In the midst of an office culture paradigm shift, Bamboo’s second location offers open co-working, private offices, amenity, and event spaces addressing the flux of workspace needs in new hybrid models. The adaptive reuse project converts a historic furniture store into a new community hub.
The design process began with a design decision guide. These parameters translate the business model and customer to the built environment.
- Take a Break – Create pockets that are not reservable near workstations, enabling everyone to have flexibility with their work-flow without traversing the entire building.
- Connections – Common spaces should be adjacent to primary circulation providing more distance between heavy traffic areas and focused workspace.
- Democratize – Each floor is a neighborhood of mixed uses. Scaling up doesn’t mean you need to move. Include a variety of office sizes on each floor to integrate mentoring and diversity of businesses. ● Fresh and Flexible – Bamboo’s visual identity should not be visually reinforced to the point that all the amazing company member brands are diluted, instead the brand should come through in the small details such as artwork, plants, fixtures, and most significantly through experience.

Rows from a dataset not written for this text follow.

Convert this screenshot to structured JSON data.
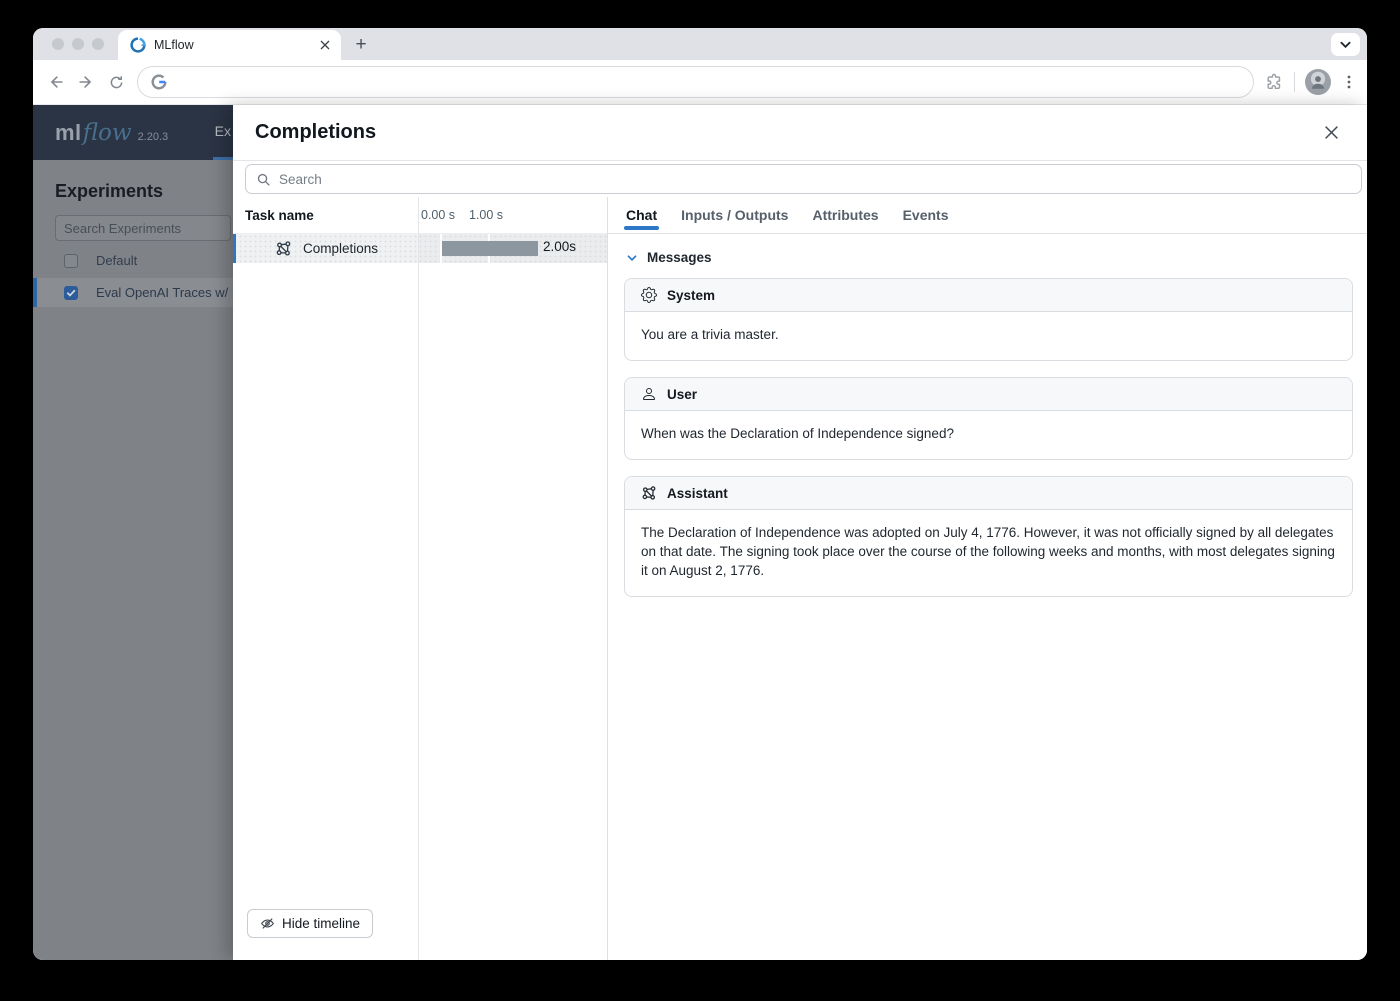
{
  "colors": {
    "accent_blue": "#2d77c7",
    "timeline_bar": "#8d97a0",
    "app_header_bg": "#2b3444",
    "dim_sidebar_bg": "#7f8287",
    "card_header_bg": "#f7f8fa"
  },
  "browser": {
    "tab_title": "MLflow",
    "new_tab_label": "+"
  },
  "app": {
    "logo_ml": "ml",
    "logo_flow": "flow",
    "version": "2.20.3",
    "nav_truncated": "Ex",
    "sidebar": {
      "heading": "Experiments",
      "search_placeholder": "Search Experiments",
      "items": [
        {
          "label": "Default",
          "checked": false
        },
        {
          "label": "Eval OpenAI Traces w/",
          "checked": true
        }
      ]
    }
  },
  "drawer": {
    "title": "Completions",
    "search_placeholder": "Search",
    "timeline": {
      "task_name_header": "Task name",
      "tick_labels": [
        "0.00 s",
        "1.00 s"
      ],
      "rows": [
        {
          "name": "Completions",
          "icon": "model-icon",
          "start_s": 0.0,
          "duration_s": 2.0,
          "duration_label": "2.00s",
          "selected": true
        }
      ],
      "hide_button_label": "Hide timeline"
    },
    "tabs": [
      {
        "label": "Chat",
        "active": true
      },
      {
        "label": "Inputs / Outputs",
        "active": false
      },
      {
        "label": "Attributes",
        "active": false
      },
      {
        "label": "Events",
        "active": false
      }
    ],
    "chat": {
      "section_label": "Messages",
      "messages": [
        {
          "role": "System",
          "icon": "gear-icon",
          "text": "You are a trivia master."
        },
        {
          "role": "User",
          "icon": "person-icon",
          "text": "When was the Declaration of Independence signed?"
        },
        {
          "role": "Assistant",
          "icon": "model-icon",
          "text": "The Declaration of Independence was adopted on July 4, 1776. However, it was not officially signed by all delegates on that date. The signing took place over the course of the following weeks and months, with most delegates signing it on August 2, 1776."
        }
      ]
    }
  }
}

- Down to Earth – As a space for start-ups, the space should meet companies where they’re at. The material palette should utilize common materials in innovative ways. Approachable and economical materials highlight that magic happens in the innovation applied to a simple start.
- Generous – Furniture and spaces should feel generous through either: size or options. Large work surface, without over packing. Providing multiple lighting levels and seating options to ergonomically create a fit or experience for a variety of bodies and abilities.
Applying the design guide to the space, several moments create a uniquely supportive work and community space. The existing atrium stair did not meet current building code and the building lacked an elevator. The new design reconfigured the central area into an auditorium stair stacked above a presentation platform, increasing the usable footprint of the previous circulation area, and offsetting the addition of the elevator. In section, two simultaneous events can happen atop one another with dramatically different topics and uses – reinforcing the flexibility and convergence of ideas. The elevator is engineered to extend two additional floors in the future with the knowledge that the building itself was originally structurally designed for additional floors; however, given it’s construction during The Great Depression the building was completed at only two stories. Investing in updates to meet current building code and prospective additions extends the adaptive reuse capacity to meet increased demands in the future.
Reconstituting core elements was critical to an economical renovation of the building. The previously underutilized sidewalk basement vault is converted into meeting rooms to increase the usable square footage. Throughout the building, existing flooring on each level was refinished rather than replaced to reduce the amount of material waste and replacement. Plumbing cores were maintained but reconfigured to all be accessible single occupancy spaces to reinforce inclusive design for all gender identities. A separate lactation and wellness room was also added.
A pair of custom tyvek light installations, digitally fabricated by the architecture studio, separates coworking desks and illuminates the central circulation. The Tyvek light installation in the stairwell mimics a skylight for additional illumination in a previously dim basement. Standard building materials of plywood frames and tyvek panels were translated from a digital model to CNC software to route and mill the respective materials with accuracy. The prefabricated components were created in the studio workshop and installed on site. At a smaller scale, the design team also designed a custom desk privacy partition to create safe separation between workstations that, with the handle, double as a moveable dry erase board for notetaking and brainstorming in collaboration spaces. Bamboo’s events programming is a significant differentiator to their co working experience. The workshops, knowledge sharing, and network development holds a deep understanding that a strong community and ecosystem is good for everyone. The presentation platform in the basement, below the auditorium stair, doubles the community event space the owners had anticipated with the building acquisition. This bonus space is able to provide more economical access to organizations and people within the community who previously could not access spaces filled with amenities for gathering and connecting. The prominent backdrop to the platform is a commissioned mural by Korean-American artist Mike Han to inspire and introduce creativity into the workplace. Design Decision Guide
- Fresh and Flexible – Bamboo’s brand identity should not be visually reinforced to the point that all the amazing company member brands are diluted.
- Down to Earth – As a space for start-ups, the space should meet companies where they’re at. The material palette should utilize common materials in innovative ways. Magic happens in the innovation applied to a simple start.
- Generous – Furniture and spaces should feel generous through either: size or options. Large work surface, without overpacking. Providing multiple lighting levels or seating options to ergonomically create a fit or experience for a variety of bodies.
Tones in Details – The Bamboo brand tones should come through in the small details such as artwork, plants, and fixtures.